Social Justice Sandra Taylor and colleagues (Taylor et al. 1997) argue there are three main traditions: • Liberal-individualism (Rawls) 2. Market-individualism (Nozick) 3. Social-democratic tradition (Marx)
Social Justice as Redistribution and recognition (Fraser 1997)
'The concepts of domination and oppression, rather than the concept of distribution, should be the starting point for a conception of social justice....’ (Young 1990, pp. 15-16) Five ‘faces of oppression': • Exploitation • Marginalisation • Powerlessness • Cultural imperialism • Violence.
1. Social justice is dynamic - never can be achieved, always subject to revision (a verb). 2. 'The good for each person both affects and depends on the good for all‘. 3. Social justice depends on both redistribution and recognition. 4. Need to understand it in terms of local 'little stories' and 'grand narratives‘. Griffiths (2003, p. 55)

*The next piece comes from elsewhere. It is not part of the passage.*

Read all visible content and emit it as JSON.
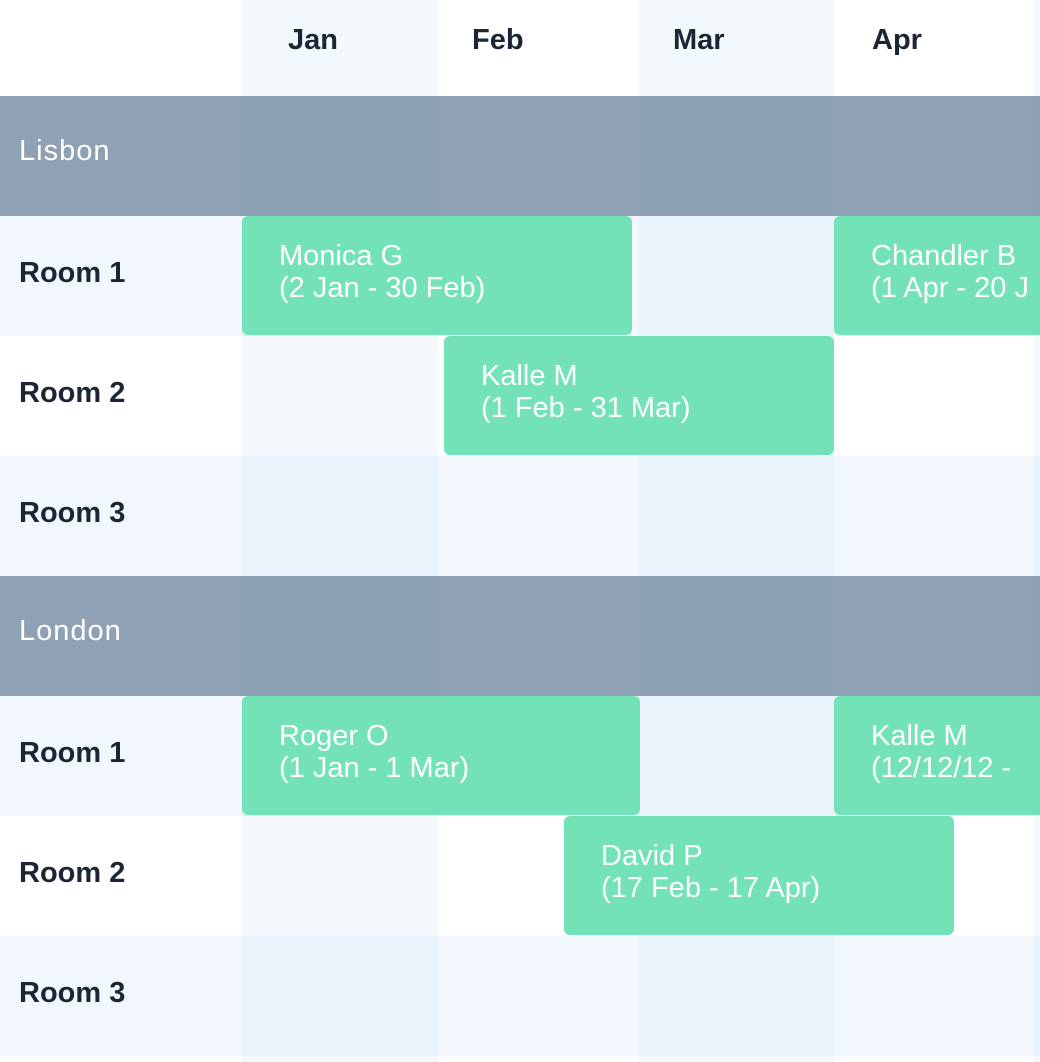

References Fraser, N. (1997). Justice Interruptus: Critical reflections on the 'postsocialist' condition. New York, Routledge. Griffiths, M. (2003). Action for Social Justice in Education: Fairly Different. Maidenhead, Open University Press. Taylor, S., F. Rizvi, B. Lingard and M. Henry (1997). Educational Policy and the Politics of Change. London, Routledge. Young, I. M. (1990). Justice and the Politics of Difference. Princeton, Princeton University Press.